“A moderate addiction to money may not always be hurtful; but when taken in excess it is nearly always bad for the health.”
- Clarence Day
America needs an intervention.
Like any addict, America can't see the dependency problem that is killing it. President Bush tells us that we have an addiction to oil, and he's right. But that isn't the addiction that is killing us.
The monkey that we need to get off our backs is the dependency on other people's money. If we don't kick this habit it will ruin us for sure.
"Money doesn't mind if we say it's evil, it goes from strength to strength. It's a fiction, an addiction, and a tacit conspiracy."
- Martin Amis
During a visit to China in 1971, Henry Kissinger reportedly asked the Chinese Prime Minister Chou-en-Lai about the his view of the impact of the French Revolution on Western Civilization nearly two centuries earlier. Chou-en-Lai considered the question for a moment and then answered, "It's too early to tell."
Chou-en-Lai wasn't being coy. He was looking at the broad sweep of history, rather than the immediate gratification that Americans crave (which is reflected in our movies and television). It is this sort of turtle-versus-hair approach that is displayed in our two country's trade policies, with diametrically opposite results.
China produces. America consumes. China saves. America spends. China lends (at interest). America borrows.
In America today consumer spending accounts for about 70% of economic activity. In China consumer spending accounts for around 39%.
Our leaders, economists and financial media tells us that China needs us. Otherwise who would buy all their products? But think about that for a moment.
Let's say you were a farmer, or blacksmith. You worked all day producing things, while one of your larger customers (but not your largest customer) who didn't have a job borrowed money from you so he could buy your products.
Then one day that same customer said he had to borrow more, and at better rates, otherwise he threatened not to buy any more of your products. He told you that "you need me to consume the products that you work to build, and if you don't lend me more I will default on my debts to you."
What would you do? Would you give in to his demands, or would you toss his sorry ass out into the street?
Do our leaders and economists seriously believe that China couldn't find uses for their own money and products? That they couldn't learn to spend their savings on themselves rather than lend it to us so we can waste it on useless wars, McMansions, and Hummers? To make such an assumption reveals a level of arrogance similar to racism and chauvinism.
On the flip side, all of that easy money has corrupted America's values. We have less outrage for wasting trillions on useless wars than we do about a one percent sales tax for health care. We have no problem taking on debt in each election for bond issues for our local schools, but would never consider taxing ourselves to do the same work (and saving a lot of money in the long run by doing so).
We are a nation of monthly payments because credit has always been available. We are also a nation of financial ignorance, because debt for consumption is the road to ruin. We seem to have no concept of what compounding interest is and what it can do.
“The most powerful force in the universe is compound interest.”

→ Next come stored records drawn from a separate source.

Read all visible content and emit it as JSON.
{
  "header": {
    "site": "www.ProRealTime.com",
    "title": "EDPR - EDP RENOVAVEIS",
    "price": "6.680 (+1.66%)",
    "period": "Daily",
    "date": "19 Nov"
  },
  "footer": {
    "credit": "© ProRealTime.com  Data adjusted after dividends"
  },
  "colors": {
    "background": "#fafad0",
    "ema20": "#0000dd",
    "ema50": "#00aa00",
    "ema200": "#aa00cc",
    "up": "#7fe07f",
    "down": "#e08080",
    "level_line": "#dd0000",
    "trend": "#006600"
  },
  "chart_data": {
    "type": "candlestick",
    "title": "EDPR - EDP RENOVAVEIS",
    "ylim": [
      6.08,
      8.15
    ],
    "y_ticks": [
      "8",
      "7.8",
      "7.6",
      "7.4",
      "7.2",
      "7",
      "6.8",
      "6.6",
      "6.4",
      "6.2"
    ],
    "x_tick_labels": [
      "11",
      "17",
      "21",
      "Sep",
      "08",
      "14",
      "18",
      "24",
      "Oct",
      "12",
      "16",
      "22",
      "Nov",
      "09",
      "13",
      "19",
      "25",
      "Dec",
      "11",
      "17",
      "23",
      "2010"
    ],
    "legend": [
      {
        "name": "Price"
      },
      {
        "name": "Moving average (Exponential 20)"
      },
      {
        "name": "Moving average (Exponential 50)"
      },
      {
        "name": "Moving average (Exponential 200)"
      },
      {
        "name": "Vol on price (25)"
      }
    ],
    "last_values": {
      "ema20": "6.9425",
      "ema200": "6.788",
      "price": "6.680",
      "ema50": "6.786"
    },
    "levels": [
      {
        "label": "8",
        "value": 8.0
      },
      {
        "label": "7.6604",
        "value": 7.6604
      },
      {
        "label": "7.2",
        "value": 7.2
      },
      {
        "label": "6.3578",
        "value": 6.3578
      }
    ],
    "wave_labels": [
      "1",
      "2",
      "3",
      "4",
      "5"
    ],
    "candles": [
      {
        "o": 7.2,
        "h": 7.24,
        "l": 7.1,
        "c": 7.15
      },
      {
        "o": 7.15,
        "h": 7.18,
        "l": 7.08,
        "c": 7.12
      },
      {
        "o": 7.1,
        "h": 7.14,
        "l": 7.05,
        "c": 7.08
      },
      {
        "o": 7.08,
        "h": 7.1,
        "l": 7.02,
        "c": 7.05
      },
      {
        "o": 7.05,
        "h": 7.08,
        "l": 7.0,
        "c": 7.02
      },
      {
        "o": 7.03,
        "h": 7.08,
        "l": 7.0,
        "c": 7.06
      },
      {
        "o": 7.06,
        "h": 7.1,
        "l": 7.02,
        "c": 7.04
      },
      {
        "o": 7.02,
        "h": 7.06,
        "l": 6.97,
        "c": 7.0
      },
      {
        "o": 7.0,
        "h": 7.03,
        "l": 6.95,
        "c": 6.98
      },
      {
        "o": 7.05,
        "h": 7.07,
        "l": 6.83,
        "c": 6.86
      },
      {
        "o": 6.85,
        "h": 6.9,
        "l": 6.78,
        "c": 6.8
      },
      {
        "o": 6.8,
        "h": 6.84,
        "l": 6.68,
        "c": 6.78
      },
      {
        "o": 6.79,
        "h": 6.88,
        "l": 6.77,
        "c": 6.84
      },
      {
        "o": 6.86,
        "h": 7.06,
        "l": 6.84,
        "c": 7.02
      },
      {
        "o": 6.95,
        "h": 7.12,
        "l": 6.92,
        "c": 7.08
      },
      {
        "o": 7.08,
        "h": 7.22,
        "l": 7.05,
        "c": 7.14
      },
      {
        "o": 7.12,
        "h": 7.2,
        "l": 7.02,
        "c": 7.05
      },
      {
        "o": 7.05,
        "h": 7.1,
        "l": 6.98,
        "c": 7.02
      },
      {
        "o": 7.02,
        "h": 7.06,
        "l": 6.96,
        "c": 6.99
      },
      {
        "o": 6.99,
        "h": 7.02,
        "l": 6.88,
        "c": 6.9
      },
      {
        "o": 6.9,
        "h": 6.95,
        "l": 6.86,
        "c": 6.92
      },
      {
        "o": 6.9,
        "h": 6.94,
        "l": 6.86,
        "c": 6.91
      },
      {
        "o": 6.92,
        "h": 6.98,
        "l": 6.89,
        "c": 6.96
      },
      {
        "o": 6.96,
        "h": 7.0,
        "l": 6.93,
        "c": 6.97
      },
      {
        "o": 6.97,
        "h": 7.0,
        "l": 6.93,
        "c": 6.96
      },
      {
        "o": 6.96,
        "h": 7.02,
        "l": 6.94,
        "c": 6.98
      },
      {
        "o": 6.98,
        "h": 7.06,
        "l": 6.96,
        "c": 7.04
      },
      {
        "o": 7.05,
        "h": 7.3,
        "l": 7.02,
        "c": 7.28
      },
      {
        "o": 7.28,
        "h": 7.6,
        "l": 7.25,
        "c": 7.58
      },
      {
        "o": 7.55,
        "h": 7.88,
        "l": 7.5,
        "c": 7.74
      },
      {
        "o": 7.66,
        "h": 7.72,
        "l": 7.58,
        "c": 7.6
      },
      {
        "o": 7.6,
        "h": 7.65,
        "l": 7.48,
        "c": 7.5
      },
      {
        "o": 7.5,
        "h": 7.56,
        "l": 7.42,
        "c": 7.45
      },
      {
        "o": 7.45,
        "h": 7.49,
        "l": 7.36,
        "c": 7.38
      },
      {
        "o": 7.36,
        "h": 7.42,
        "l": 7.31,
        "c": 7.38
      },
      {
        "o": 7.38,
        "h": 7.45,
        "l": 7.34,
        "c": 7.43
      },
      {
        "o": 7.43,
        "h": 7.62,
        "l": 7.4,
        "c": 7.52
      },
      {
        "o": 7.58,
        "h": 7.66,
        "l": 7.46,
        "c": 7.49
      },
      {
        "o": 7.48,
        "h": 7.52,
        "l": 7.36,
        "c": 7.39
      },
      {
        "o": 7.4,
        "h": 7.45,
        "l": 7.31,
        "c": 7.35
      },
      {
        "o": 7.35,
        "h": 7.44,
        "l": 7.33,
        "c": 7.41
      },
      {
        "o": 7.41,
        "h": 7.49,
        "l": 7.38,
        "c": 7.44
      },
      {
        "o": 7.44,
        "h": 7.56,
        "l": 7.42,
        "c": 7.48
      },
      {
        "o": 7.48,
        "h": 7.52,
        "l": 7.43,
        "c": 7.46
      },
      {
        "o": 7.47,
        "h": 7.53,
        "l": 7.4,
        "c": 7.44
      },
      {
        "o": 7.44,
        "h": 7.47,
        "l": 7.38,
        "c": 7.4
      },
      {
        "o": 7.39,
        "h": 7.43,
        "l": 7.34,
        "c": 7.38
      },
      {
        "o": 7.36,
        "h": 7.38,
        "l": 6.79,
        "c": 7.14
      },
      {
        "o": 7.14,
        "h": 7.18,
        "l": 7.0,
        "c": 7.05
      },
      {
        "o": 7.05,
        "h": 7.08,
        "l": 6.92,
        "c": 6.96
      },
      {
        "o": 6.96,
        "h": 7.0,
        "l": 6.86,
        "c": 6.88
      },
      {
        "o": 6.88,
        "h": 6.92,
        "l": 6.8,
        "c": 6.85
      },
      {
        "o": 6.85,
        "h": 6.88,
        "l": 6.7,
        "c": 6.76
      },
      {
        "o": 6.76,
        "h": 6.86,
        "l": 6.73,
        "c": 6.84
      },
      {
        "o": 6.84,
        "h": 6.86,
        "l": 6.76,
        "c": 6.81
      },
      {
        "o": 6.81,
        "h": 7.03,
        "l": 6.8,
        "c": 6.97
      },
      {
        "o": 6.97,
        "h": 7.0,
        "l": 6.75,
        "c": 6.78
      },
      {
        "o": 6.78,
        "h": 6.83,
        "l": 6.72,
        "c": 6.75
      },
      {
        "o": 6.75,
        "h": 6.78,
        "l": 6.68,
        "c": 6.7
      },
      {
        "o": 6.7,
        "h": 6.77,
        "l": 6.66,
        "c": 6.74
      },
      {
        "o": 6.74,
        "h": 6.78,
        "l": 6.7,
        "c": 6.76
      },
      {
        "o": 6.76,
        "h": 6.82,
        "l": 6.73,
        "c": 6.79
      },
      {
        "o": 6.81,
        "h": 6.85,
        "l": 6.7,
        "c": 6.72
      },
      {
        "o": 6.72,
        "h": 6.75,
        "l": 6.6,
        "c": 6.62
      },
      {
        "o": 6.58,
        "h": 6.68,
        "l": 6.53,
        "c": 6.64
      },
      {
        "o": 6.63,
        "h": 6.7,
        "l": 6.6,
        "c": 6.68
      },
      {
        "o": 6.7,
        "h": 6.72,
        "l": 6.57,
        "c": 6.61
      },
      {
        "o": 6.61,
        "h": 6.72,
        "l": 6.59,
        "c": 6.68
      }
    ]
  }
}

- Albert Einstein
Do you know what compound interest looks like? Sort of like this?
It's what is known as a "hockey-stick chart".
Do you want to know what else looks like a hockey-stick chart in America today? Debt levels.
The fact that the two charts look something alike is not a coincidence.
Debt only makes sense when the money is used for productive means. For day-to-day expenses it is financial suicide.
What's more, once you get started up that parabolic spike it becomes increasingly impossible to stop it. Eventually interest payments consume everything and your lifestyle collapses.
You want to see two other hockey-stick charts?
These two charts are directly related because the more money the Federal Reserve prints, chasing the same amount of goods, the value of that money falls. It's simple supply and demand.
What's more, these two charts are directly related to the charts above them. Why? Because every dollar in the monetary system was borrowed into existence. If you want to pay off old debt then you must borrow money (at interest) into existence in order to retire that debt.
No, I'm not joking. That's how our monetary system works. More money creates more debt, which requires more money to service the debt which creates more debt.
Newsflash people: you can't borrow and spend yourselves to prosperity. If you could then who would be stupid enough to work?
Prosperity comes from saving and investing. It comes from delayed gratification. Americans are so out of touch with financial reality that they can't even tell the difference between investing and speculation.
Here's a few clues for future reference:
1) If you are trying to "make money fast" then you are speculating, not investing.
2) If you are "investing" in a company and have no idea what it does or even if it turns a profit, then you are speculating.
3) If you are buying something in the hopes of selling it at a higher price later on (like a house or "hot" stocks) then you are speculating.
Speculation does not build wealth. At best it transfers the same wealth from one person to another. At worst, it leaves everyone involved worse off.
If you want to know what an investment looks like, learn this term - dividend.